**Exercise objective:**
What is needed is a copy of each line in the listing that contains "Apoio".

================

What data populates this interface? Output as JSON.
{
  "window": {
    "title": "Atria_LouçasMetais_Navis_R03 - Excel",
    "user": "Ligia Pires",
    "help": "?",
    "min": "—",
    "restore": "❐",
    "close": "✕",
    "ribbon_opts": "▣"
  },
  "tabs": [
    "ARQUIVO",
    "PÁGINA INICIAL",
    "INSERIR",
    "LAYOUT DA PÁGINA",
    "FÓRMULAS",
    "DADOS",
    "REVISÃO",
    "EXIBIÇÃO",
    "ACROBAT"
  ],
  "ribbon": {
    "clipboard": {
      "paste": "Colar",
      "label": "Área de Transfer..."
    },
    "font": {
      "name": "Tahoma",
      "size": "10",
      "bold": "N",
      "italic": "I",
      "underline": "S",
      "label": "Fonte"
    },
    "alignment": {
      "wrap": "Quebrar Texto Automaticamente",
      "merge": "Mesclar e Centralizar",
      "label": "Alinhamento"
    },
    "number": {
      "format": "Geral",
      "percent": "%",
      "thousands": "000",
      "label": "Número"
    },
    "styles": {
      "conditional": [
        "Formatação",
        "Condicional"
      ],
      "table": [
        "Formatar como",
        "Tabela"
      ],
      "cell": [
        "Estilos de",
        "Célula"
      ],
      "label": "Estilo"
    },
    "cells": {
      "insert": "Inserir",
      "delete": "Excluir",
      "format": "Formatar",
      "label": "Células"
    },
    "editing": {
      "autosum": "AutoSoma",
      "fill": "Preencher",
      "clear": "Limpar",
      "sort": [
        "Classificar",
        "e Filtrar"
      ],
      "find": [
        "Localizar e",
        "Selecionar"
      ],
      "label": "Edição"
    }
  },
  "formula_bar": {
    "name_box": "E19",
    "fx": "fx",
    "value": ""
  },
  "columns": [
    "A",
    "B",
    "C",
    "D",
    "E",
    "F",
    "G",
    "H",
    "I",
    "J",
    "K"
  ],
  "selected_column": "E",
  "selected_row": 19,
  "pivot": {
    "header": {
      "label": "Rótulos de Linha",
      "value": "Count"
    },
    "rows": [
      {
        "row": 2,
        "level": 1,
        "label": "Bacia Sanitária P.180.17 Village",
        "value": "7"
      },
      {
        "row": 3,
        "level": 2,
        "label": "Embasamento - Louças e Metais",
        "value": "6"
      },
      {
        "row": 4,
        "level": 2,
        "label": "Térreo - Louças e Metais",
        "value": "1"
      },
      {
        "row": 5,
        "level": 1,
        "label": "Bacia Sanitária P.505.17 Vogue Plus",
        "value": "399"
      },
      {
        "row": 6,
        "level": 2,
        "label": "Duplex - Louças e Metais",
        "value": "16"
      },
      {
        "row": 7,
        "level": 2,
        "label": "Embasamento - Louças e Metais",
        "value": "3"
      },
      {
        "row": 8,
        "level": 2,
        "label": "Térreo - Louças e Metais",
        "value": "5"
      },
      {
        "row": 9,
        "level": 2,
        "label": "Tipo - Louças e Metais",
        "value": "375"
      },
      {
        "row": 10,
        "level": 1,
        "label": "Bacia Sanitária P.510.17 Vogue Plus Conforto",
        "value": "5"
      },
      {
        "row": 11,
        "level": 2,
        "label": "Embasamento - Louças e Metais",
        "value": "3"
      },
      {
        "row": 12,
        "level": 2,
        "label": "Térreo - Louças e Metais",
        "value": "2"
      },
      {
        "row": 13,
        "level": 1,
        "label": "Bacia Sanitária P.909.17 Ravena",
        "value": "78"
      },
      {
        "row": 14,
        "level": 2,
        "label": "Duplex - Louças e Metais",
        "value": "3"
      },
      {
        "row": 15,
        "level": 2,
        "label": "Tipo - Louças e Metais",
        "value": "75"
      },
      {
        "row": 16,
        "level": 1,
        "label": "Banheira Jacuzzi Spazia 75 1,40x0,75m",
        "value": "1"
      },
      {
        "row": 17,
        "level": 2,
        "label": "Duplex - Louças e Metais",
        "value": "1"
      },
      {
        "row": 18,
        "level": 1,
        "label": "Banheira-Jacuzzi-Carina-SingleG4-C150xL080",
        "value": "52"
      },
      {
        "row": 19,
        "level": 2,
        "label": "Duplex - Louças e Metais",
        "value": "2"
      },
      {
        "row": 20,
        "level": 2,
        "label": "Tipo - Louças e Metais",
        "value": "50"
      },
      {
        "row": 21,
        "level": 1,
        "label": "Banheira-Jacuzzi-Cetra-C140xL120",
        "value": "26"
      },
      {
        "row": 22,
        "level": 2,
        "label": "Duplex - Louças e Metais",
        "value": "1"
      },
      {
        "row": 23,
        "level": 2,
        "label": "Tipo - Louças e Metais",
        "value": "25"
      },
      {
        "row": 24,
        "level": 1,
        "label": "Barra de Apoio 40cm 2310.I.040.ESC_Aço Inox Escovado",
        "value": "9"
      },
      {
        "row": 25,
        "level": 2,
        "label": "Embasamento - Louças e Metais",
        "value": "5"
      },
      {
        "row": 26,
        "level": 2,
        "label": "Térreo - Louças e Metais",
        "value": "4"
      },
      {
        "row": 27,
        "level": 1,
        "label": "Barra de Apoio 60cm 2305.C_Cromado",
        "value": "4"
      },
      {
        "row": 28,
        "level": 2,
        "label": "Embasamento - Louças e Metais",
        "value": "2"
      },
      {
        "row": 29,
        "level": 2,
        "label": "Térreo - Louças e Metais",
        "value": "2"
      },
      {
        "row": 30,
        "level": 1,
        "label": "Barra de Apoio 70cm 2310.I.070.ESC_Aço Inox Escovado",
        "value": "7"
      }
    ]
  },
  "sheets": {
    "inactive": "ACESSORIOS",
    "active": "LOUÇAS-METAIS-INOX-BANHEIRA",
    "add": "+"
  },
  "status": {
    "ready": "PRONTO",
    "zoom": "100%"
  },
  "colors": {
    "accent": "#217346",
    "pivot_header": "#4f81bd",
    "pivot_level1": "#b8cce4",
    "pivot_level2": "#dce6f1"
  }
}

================

**Output:**
        "label": "Barra de Apoio 40cm 2310.I.040.ESC_Aço Inox Escovado",
        "label": "Barra de Apoio 60cm 2305.C_Cromado",
        "label": "Barra de Apoio 70cm 2310.I.070.ESC_Aço Inox Escovado",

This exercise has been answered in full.